In 1940, Portugal signed with the Holy See the most perfect concordat, from the Christian point of view, ever signed in recent times. The faith is proclaimed throughout the entire country with pride, the sacraments are frequented, Catholic Action flourished, ecclesiastical vocations multiplied. In eight years the number of religious had quadrupled. In keeping with the prediction of the Virgin at Fatima, the Second World War was much more horrible than the first. Yet, though most of the nations of the world were involved in the indescribable calamities and anguish, Portugal continued with its tranquil life under the protection of Mary.
The Church’s action
The ecclesiastical inquiry into the facts of Fatima was opened in November of 1917. However, because of circumstances, a verdict was rendered only thirteen years later, on October 13, 1930. Meanwhile, pilgrimages continued to arrive, always more numerous, and usually on the 13th of each month.
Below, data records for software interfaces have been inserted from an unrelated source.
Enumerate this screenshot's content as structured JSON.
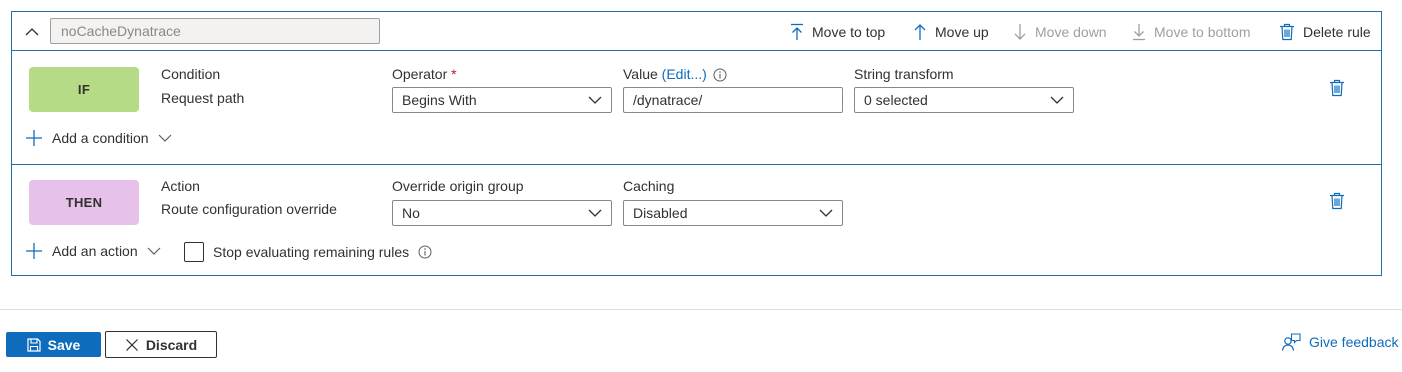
{
  "rule": {
    "name": "noCacheDynatrace",
    "toolbar": {
      "move_to_top": "Move to top",
      "move_up": "Move up",
      "move_down": "Move down",
      "move_to_bottom": "Move to bottom",
      "delete_rule": "Delete rule"
    }
  },
  "if_section": {
    "badge": "IF",
    "condition_label": "Condition",
    "condition_value": "Request path",
    "operator_label": "Operator",
    "operator_required_mark": "*",
    "operator_value": "Begins With",
    "value_label": "Value",
    "value_edit_link": "(Edit...)",
    "value_text": "/dynatrace/",
    "string_transform_label": "String transform",
    "string_transform_value": "0 selected",
    "add_condition": "Add a condition"
  },
  "then_section": {
    "badge": "THEN",
    "action_label": "Action",
    "action_value": "Route configuration override",
    "override_label": "Override origin group",
    "override_value": "No",
    "caching_label": "Caching",
    "caching_value": "Disabled",
    "add_action": "Add an action",
    "stop_evaluating": "Stop evaluating remaining rules"
  },
  "footer": {
    "save": "Save",
    "discard": "Discard",
    "give_feedback": "Give feedback"
  },
  "colors": {
    "accent": "#0f6cbd",
    "card_border": "#1f6fab",
    "if_badge": "#b5db86",
    "then_badge": "#e6c1ea",
    "disabled_text": "#a19f9d",
    "required": "#a4262c"
  }
}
Cures were taking place. In 1926, a board of review was established similar to the one at Lourdes. More than a thousand cures, scientifically unexplainable had been registered by 1955.
On the occasion of the twenty-fifth anniversary of the apparitions at Fatima, the ecclesiastical authority judged the moment suitable for revealing in part what Our Lady of the Rosary had asked Lucia to keep secret for the time being.
In his radio message of October 31, 1942, to the pilgrims gathered at Fatima, Pope Pius XII consecrated the Church and the world to the Immaculate Heart of Mary. He renewed this consecration the following December 8 in Rome. The bishops of the whole world also made this consecration for their individual dioceses on March 28, 1943. We know that Pope Pius XII confided to Cardinal Tedeschini that he himself had seen the solar phenomenon on October 30 and 31, and on November 1 and 8, 1954, on the occasion of the definition of the dogma of the Assumption.
The impact of Fatima
The message of Fatima has been heard in Portugal, and Mary’s goodness has marvelously repaid it. Has it been heard in the rest of the world? Certainly not enough. Otherwise wars among nations by armies, and “cold wars,” and fratricides within countries would have ended long ago.
However, not all have turned a deaf ear. The message of Fatima has been received in part, at least, by a great number of Christians. Devotion to the rosary continues to gain favor and reaches into many countries. As has been said, all the dioceses of the world have been consecrated to the Immaculate Heart of Mary by the bishops. The visits of the Pilgrim Virgin statues have been received with tremendous enthusiasm not only by Catholic populations, but by Protestants and Muslims as well.
The message of Fatima has moved many and has contributed to making our era an Age of Mary. It has not spoken its final word. What that word will be depends on the cooperation which Our Lady of Fatima receives from us. She extends this call and invitation to each of us.
The words of Franz Werfel about Lourdes apply also to Fatima: “For those who believe, no explanation is necessary. For those who do not believe, no explanation is possible.”